Education and networking are the two main pillars of the AES, Mayo believes. “Everything I have done, every single day during my term, has been related directly or indirectly to one of those two areas, or both. From mentoring a student to judging in the Recording Competition and from helping to create a local section to actively procuring ‘joint ventures’—co-chaired activities—with similar organizations, such as SMPTE, it all leads to new and rich networking possibilities for our membership.”

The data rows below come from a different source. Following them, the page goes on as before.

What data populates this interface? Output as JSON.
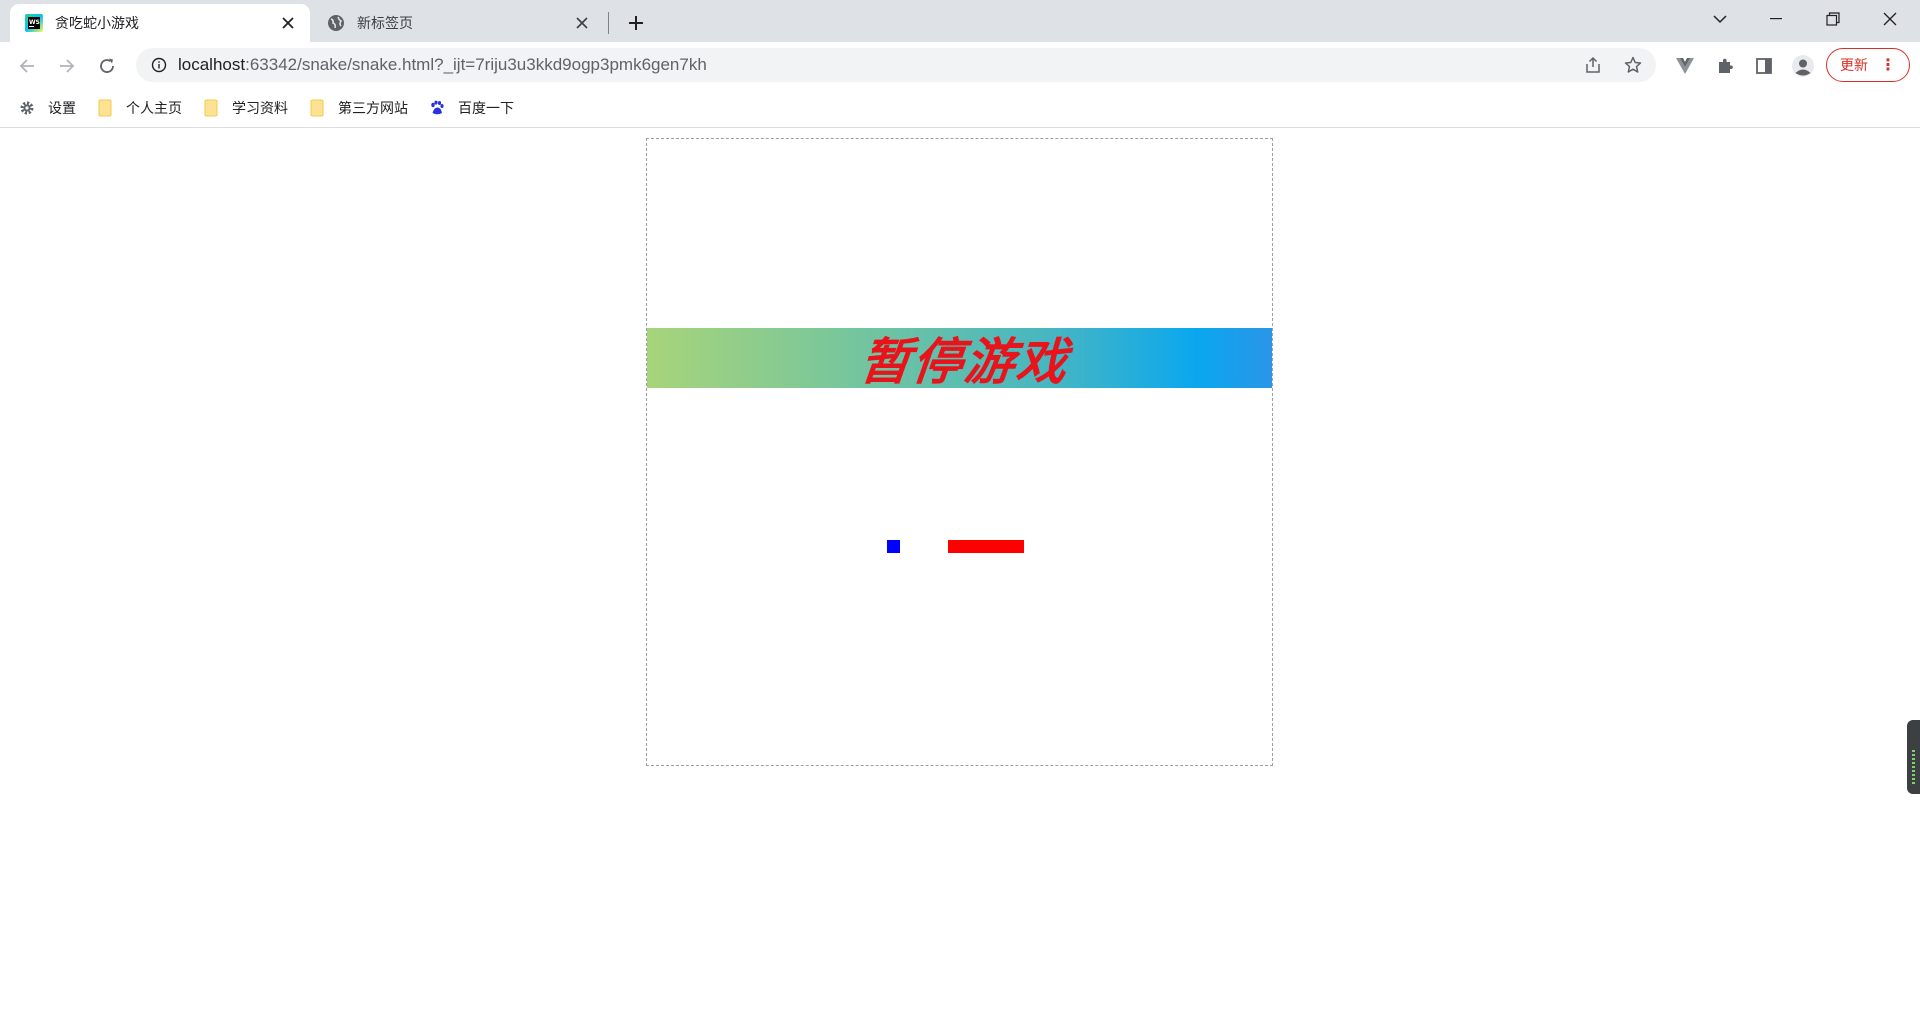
{
  "browser": {
    "tabs": [
      {
        "title": "贪吃蛇小游戏",
        "active": true,
        "icon": "webstorm-icon"
      },
      {
        "title": "新标签页",
        "active": false,
        "icon": "globe-icon"
      }
    ],
    "url": {
      "host": "localhost",
      "rest": ":63342/snake/snake.html?_ijt=7riju3u3kkd9ogp3pmk6gen7kh"
    },
    "update_label": "更新",
    "bookmarks": [
      {
        "label": "设置",
        "icon": "gear-icon"
      },
      {
        "label": "个人主页",
        "icon": "folder-icon"
      },
      {
        "label": "学习资料",
        "icon": "folder-icon"
      },
      {
        "label": "第三方网站",
        "icon": "folder-icon"
      },
      {
        "label": "百度一下",
        "icon": "baidu-paw-icon"
      }
    ]
  },
  "game": {
    "banner_text": "暂停游戏",
    "colors": {
      "food": "#0000ff",
      "snake": "#ff0000",
      "banner_text": "#e8141c",
      "banner_gradient_start": "#a8d47a",
      "banner_gradient_end": "#2b95e8"
    },
    "snake_length_segments": 6
  }
}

When he took the reins of the AES last year, Mayo observed that, as the first Latin American to hold the position of president, he was experienced with handling crisis. A year later, he says, “No time is crisis-free in this industry, especially in the last 15 years. We had many tough decisions to make, and I am proud to say that I would make them again if needed. When you come from a distant region such as Latin America, not so much geographically as conceptually speaking, you learn to use that background to your benefit, thinking of new ways to overcome problems. And, more than anything, it helped me to smile, because there are truly much more dramatic situations out there than our difficulties.”

Membership is any society’s lifeblood, so how has the AES fared? “I don’t think we had especially strong growth in a single country this year,” emphasizes Mayo, who personally spread the word of the AES to more than a dozen countries this year, including Argentina, Brazil, Chile, Perú, Uruguay, Costa Rica, México, Poland (for the European AES Convention) and the United States. “But I know the numbers are increasing and there is bigger interest in the Society’s activities.”

Membership might increase in a given country, but it needs to be sustained, he also notes. “We had that situation in many countries in Latin America, but steady growth only happens after a number of years of consistently showing the industry that there is a very good reason to join the AES.”

Audio Engineering Society